We all recognize, at some level, that a one-size-fits-all educational model serves many students poorly. Many need an education better tailored to meet their needs, prior learning and knowledge, and life circumstances. Catchphrases like differentiated instruction and personalized adaptive learning reflect an awareness of the importance of a more individualized approach to education. Through the use of diagnostics and low-stakes formative assessments, we have a growing capacity to adjust content, pace and learning trajectory to specific student needs. This is a capacity that we need to embrace.
4. Integrating high-impact practices and co-curricular activities into the student experience
There’s an unfortunate tendency to treat high-impact practices -- like internships or learning communities or mentored research -- as a kind of check-off list of best practices that accreditors expect to see.

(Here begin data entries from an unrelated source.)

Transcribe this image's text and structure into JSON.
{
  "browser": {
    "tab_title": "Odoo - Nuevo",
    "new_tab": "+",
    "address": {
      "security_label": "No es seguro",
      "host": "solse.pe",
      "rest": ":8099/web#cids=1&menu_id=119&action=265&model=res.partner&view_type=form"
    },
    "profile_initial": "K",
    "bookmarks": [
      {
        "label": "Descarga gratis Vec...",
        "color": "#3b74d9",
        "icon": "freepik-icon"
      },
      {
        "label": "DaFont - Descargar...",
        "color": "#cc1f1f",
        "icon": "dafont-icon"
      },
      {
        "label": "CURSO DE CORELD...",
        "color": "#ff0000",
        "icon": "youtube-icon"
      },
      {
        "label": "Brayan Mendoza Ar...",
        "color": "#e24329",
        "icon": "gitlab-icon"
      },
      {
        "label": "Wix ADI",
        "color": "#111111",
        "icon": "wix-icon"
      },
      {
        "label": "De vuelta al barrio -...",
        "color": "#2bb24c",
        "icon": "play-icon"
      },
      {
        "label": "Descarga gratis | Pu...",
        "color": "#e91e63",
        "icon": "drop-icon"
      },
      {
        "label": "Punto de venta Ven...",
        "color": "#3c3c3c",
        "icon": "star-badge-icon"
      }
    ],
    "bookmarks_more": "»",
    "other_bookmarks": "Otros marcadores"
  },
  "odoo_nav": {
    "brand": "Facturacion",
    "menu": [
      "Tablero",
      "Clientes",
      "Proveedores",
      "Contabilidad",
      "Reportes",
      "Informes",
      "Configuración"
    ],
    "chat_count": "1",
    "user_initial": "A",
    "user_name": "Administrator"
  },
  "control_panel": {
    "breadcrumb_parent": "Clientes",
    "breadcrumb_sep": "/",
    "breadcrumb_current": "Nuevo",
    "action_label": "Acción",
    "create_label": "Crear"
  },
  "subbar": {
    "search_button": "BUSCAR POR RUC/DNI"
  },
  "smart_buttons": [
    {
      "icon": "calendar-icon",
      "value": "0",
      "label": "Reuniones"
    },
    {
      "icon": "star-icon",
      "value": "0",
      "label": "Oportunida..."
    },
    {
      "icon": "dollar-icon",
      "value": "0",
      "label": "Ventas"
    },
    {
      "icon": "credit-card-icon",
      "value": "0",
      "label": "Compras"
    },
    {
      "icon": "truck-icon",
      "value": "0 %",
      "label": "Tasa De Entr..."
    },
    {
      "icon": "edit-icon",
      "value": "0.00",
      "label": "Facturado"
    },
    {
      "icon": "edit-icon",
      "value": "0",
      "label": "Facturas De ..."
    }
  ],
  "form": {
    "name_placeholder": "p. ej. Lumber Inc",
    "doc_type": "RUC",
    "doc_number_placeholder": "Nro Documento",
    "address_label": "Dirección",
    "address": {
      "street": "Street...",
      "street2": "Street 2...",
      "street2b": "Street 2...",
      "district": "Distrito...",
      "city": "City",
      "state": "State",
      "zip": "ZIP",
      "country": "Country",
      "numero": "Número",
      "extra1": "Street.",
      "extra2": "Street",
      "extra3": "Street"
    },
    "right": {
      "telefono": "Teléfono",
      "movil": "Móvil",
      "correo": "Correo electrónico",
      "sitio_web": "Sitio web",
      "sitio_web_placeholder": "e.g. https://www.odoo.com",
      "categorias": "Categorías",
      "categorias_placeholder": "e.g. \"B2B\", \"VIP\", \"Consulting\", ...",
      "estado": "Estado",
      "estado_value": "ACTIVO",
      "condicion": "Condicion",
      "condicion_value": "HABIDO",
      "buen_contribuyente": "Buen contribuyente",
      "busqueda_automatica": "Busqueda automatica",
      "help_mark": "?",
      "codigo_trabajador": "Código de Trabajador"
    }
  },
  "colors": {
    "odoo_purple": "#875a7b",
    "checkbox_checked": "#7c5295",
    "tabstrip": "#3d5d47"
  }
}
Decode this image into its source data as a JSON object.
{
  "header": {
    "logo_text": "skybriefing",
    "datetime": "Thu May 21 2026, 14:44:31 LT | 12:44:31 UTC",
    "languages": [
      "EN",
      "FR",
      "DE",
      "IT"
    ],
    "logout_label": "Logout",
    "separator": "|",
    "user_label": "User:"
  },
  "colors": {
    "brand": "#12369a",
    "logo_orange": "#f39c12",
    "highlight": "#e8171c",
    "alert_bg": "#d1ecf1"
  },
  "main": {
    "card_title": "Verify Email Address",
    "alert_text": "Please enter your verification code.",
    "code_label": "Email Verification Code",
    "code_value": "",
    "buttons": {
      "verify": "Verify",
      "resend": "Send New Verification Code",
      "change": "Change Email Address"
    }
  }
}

But it’s better to think of high-impact practices and co-curricular activities as ways to integrate particular skills into the undergraduate experience: inquiry, problem solving, collaboration, independent research, field-based learning and authentic expert practice.
These skills offer a way to prepare students for future careers without transforming undergraduate education into mere vocational training. These are skills that will be invaluable irrespective of a student’s future career.
5. A competency focus
For a host of reasons, competency-based education has gotten less traction than many expected. It turned out to be far harder to define the desired competencies or reliably validate them. The rigid rubrics associated with competency-based education struck many as mere certification and credentialing, at odds with the goals of a liberal education. The focus on practical, measurable outcomes tended to underplay the value of the actual educational experience. Then there was a scathing report by the U.S. Department of Education’s Office of Inspector General that decried the lack of substantive interaction with a faculty member.
But if adoption of competency-based education has slowed, the goal -- of bringing every student to a minimal viable level of mastery -- remains appealing. We do need greater transparency in terms of learning objectives and more valid and reliable ways of assessing student learning outcomes. The modes of assessment that we now rely upon -- the capricious “I know it when I see it” approach and the rather indiscriminate “do this and do that” to receive credit -- do little to tell if a student has truly achieved mastery and at what level.
6. Students as creators of knowledge
If undergraduates are to be more than passive recipients of information, if it our goal is to truly help students become expert practitioners, then they need more opportunities to become our partners and co-creators of knowledge. Term papers and lab reports are not enough. Already, some faculty members collaborate with their students in developing an app or producing an annotated text or creating instructional resources to share. Meanwhile, maker spaces proliferate.
If we reject the idea of students as consumers, then let's truly treat them as collaborators in their own learning.
Education has proven itself to be highly susceptible to passing fads, and that is bound to leave instructors skeptical, if not cynical. Catchphrases whose meaning is unclear abound: think algorithm-driven course planning tools or outcomes-focused education. The hype too often precedes the evidence base. And sometimes the very phrase means its opposite. Personalized learning too often means computer-based instruction, the mirror image of personalized teaching.
But some ideas deserve to be embraced if undergraduate education is to be truly learner and learning centered.
Steven Mintz is senior adviser to the president of Hunter College for student success and strategic initiatives.